Read More
Jason Silva’s Latest: To Be Human Is to Be Transhuman
Apr01

Jason Silva’s Latest: To Be Human Is to Be Transhuman

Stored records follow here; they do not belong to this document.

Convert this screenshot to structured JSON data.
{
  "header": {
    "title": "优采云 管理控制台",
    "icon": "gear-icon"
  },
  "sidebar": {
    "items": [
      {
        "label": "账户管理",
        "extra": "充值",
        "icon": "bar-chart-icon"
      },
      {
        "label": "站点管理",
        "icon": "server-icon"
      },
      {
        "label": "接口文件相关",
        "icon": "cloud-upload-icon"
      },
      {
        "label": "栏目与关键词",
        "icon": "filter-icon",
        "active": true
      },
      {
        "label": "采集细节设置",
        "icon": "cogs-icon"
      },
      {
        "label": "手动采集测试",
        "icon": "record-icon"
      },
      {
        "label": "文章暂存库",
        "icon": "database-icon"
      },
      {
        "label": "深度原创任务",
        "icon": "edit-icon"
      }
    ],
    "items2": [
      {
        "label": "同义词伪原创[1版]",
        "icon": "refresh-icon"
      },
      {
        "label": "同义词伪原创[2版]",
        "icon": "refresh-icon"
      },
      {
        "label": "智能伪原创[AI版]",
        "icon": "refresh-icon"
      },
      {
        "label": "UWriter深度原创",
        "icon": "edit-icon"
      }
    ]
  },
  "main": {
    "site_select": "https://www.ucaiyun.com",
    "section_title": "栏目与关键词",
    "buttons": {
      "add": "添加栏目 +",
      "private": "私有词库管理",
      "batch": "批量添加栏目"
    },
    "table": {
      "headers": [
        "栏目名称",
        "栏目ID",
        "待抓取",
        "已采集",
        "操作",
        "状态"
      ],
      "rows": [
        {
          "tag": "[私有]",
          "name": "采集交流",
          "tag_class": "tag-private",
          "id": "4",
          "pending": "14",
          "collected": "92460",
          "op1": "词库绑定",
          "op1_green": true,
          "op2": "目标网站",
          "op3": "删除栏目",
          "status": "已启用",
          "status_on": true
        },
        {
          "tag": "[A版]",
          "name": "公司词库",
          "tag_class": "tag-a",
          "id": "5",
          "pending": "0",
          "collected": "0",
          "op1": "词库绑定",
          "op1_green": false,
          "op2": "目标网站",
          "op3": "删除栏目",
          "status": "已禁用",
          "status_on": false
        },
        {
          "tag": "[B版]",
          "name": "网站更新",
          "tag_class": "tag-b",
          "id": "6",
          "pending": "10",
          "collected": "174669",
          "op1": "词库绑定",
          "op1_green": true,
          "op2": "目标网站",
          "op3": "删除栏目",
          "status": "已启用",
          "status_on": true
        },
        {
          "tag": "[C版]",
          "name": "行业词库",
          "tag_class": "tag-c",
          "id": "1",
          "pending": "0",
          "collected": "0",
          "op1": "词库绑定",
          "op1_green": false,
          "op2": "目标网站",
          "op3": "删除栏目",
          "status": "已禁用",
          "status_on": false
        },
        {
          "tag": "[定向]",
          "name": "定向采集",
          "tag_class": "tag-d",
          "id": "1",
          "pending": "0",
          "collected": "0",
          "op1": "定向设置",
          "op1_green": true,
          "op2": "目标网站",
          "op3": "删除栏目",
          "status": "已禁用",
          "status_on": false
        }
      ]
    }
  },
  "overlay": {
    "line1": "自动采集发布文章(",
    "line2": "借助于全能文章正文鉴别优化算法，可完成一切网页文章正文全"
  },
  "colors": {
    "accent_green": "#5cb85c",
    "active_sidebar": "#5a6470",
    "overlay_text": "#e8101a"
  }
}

ShareBY JASON DORRIER   APRIL 1  2014 The term ‘transhuman’ inevitably (for me) summons grotesque visions of humans and machines merging into a Borg-like race bent on eradicating biological imperfection. These creatures’ cold rationality calls it an evolutionary improvement, but to my admittedly backward biological brain, it’s a terrible thought. I’d prefer a little less HR Giger in my future, thank you. In his latest Shots of Awe video short, Jason Silva says forget about Hollywood’s nightmare scenarios. Humans are, by definition, transhuman. We ceaselessly invent and reinvent what it means to be human. We circumvent biological evolution with technology. But that doesn’t mean we’ll one day wake up with metal and microchips grafted onto our bodies, emotion and individuality scrubbed, a node in the collective. And neither will hacking our biology produce generations of transhumans with three eyes, tiger claws, lizard tongues, and extra limbs growing out of their foreheads. We won’t generate such a future—unless that’s the future we choose. Quoting Edward O. Wilson, Silva says, “We have decommissioned natural selection, and now we must look deep within ourselves and decide what we wish to become.” That sounds more like freedom to me. More like the messy, democratic process of competing ideas and inventions from which the future emerges. Will we become one with our machines? Sure, we will. We already have—cars, planes, smartphones, these ever present ‘machines’ extend our physical and mental reach daily. We’ve been merging with machines for as long as we’ve had tools. The Borg were supposed to be eons ahead of us, but their technology already looks hopelessly backward. Our technology is getting smaller, subtler, and more symbiotic—more elegantly and seamlessly absorbed into life’s fabric. If we ever do physically merge with machines or hack our DNA, the outward manifestation will be far less obvious than bodies bristling with surgical implants, heavy hardware, and random animal parts. Why? Because we have a choice in the matter, and few (if any) of us want to be techno-Frankensteins. Image Credit: Marcin Wichary/Flickr Source:  Singularity...

Read More